## [Records for the exercise]
☆ ☆ ☆ ☆

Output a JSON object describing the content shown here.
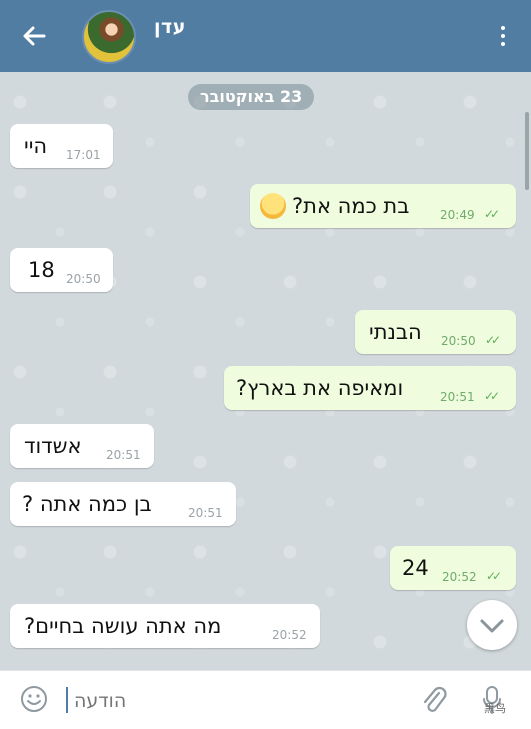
{
  "header": {
    "contact_name": "עדן"
  },
  "chat": {
    "date_label": "23 באוקטובר",
    "messages": [
      {
        "dir": "in",
        "text": "היי",
        "time": "17:01"
      },
      {
        "dir": "out",
        "text": "בת כמה את?",
        "time": "20:49",
        "emoji": "hugging-face-emoji"
      },
      {
        "dir": "in",
        "text": "18",
        "time": "20:50"
      },
      {
        "dir": "out",
        "text": "הבנתי",
        "time": "20:50"
      },
      {
        "dir": "out",
        "text": "ומאיפה את בארץ?",
        "time": "20:51"
      },
      {
        "dir": "in",
        "text": "אשדוד",
        "time": "20:51"
      },
      {
        "dir": "in",
        "text": "בן כמה אתה ?",
        "time": "20:51"
      },
      {
        "dir": "out",
        "text": "24",
        "time": "20:52"
      },
      {
        "dir": "in",
        "text": "מה אתה עושה בחיים?",
        "time": "20:52"
      }
    ]
  },
  "input": {
    "placeholder": "הודעה"
  },
  "colors": {
    "header": "#527da3",
    "outgoing_bubble": "#effdde",
    "incoming_bubble": "#ffffff",
    "read_ticks": "#5fae5a"
  },
  "watermark": "黑鸟"
}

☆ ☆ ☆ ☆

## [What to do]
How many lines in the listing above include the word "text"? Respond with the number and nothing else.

## [Exercise solution]
9